Exercise requirements
Number of lines with "JSON" in the data: give that figure by itself.

☆ ☆ ☆ ☆ ☆ ☆ ☆

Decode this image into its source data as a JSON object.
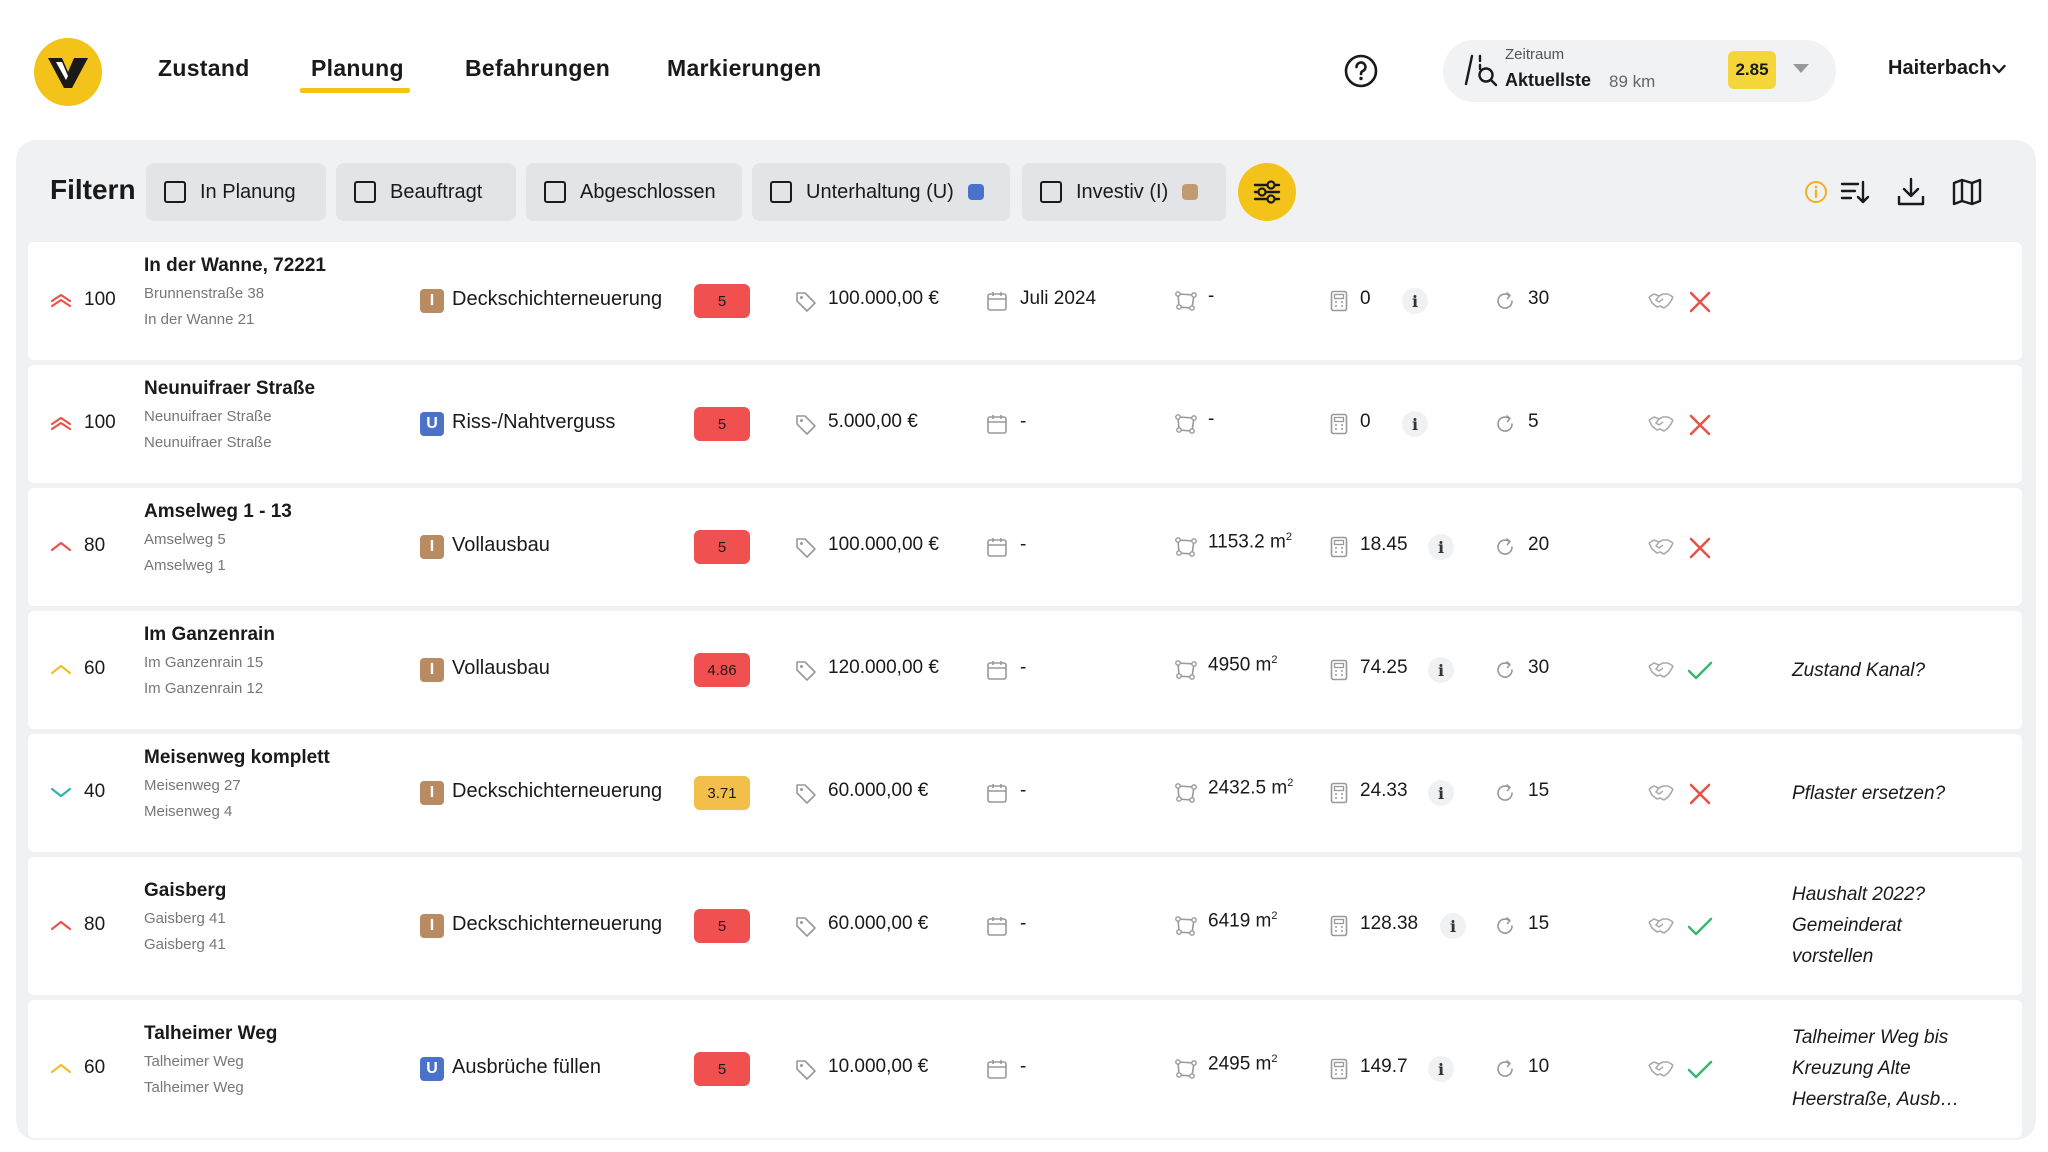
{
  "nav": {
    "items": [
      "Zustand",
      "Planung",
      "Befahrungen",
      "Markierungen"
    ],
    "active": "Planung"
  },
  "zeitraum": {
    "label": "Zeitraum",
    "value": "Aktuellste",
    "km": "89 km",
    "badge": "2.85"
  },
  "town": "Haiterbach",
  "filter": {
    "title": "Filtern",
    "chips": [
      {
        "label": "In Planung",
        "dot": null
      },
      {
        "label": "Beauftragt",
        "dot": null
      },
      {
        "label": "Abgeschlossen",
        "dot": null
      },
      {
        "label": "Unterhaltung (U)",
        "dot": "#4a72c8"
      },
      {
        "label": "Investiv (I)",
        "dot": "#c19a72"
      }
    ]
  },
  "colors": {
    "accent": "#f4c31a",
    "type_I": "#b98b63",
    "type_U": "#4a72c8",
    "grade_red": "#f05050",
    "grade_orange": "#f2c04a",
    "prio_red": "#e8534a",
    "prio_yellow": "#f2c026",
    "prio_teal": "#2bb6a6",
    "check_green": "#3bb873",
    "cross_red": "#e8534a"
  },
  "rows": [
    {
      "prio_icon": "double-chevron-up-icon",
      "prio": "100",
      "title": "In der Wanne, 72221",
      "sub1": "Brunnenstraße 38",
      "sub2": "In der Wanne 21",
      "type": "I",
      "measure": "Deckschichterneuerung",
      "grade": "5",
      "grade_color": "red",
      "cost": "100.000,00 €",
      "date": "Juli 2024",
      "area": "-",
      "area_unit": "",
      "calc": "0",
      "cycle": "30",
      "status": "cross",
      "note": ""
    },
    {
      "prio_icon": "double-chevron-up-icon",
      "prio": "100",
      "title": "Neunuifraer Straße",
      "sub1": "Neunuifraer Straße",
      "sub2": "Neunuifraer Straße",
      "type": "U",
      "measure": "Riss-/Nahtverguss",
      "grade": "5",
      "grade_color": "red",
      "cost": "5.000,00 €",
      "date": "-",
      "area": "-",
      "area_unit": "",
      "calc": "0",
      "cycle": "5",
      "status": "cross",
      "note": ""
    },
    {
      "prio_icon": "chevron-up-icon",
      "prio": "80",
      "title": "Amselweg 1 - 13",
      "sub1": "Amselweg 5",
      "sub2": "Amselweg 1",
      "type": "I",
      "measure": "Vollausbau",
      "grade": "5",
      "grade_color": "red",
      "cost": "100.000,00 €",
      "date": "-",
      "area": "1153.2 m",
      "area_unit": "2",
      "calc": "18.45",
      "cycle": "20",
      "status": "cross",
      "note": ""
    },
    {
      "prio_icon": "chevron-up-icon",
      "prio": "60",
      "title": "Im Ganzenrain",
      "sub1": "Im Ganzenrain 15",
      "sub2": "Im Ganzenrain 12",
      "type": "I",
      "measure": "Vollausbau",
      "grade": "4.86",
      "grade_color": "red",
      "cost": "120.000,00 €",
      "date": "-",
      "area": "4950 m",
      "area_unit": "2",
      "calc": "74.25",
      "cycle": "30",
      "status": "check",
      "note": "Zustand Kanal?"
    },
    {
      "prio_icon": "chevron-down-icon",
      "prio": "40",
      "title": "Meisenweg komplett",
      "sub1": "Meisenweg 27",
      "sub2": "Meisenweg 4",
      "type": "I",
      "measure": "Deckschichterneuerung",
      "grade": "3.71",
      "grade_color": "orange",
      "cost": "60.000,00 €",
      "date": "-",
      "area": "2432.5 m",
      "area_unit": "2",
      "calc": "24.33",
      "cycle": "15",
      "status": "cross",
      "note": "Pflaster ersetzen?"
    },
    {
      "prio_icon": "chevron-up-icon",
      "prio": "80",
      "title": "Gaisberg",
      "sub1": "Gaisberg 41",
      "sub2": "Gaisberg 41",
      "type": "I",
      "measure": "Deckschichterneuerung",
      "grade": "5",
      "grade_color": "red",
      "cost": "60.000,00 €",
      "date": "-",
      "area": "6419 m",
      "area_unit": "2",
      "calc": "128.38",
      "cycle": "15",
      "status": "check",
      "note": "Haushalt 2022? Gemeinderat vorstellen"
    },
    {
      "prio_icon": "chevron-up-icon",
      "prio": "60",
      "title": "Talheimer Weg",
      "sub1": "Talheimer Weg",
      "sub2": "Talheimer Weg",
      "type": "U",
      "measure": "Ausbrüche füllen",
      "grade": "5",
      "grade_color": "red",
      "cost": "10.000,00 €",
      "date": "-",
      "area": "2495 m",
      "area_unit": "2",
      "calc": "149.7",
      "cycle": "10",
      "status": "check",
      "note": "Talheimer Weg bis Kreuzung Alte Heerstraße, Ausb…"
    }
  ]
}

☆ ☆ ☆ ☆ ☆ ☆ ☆

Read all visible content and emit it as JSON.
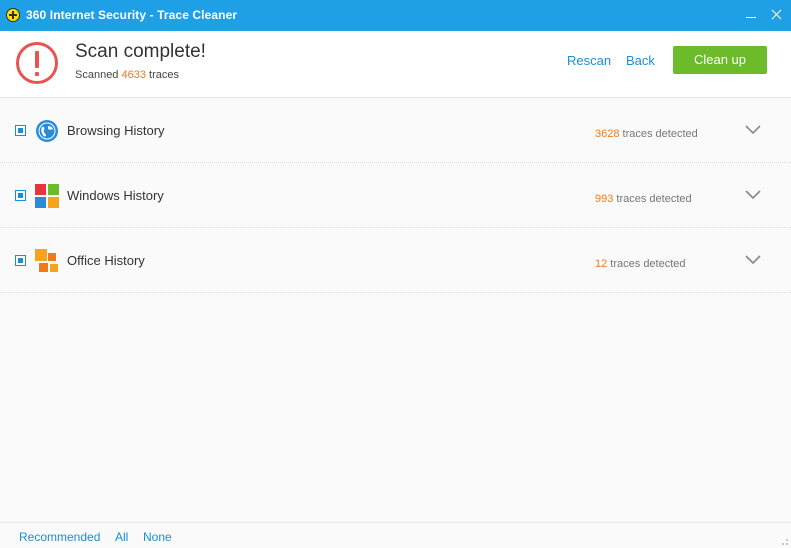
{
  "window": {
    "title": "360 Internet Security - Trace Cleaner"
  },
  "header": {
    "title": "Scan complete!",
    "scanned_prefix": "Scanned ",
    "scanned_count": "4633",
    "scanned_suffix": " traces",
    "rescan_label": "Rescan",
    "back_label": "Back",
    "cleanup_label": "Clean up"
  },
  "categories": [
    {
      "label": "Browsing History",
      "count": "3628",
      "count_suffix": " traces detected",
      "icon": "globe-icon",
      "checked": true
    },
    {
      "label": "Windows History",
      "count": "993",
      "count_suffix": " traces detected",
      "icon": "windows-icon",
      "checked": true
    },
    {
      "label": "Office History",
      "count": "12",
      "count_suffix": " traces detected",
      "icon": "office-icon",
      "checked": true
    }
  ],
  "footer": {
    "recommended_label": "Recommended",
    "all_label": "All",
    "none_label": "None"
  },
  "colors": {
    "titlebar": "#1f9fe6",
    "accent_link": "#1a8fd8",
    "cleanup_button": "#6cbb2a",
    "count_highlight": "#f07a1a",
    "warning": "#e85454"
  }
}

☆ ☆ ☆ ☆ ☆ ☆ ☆

Problem solution
2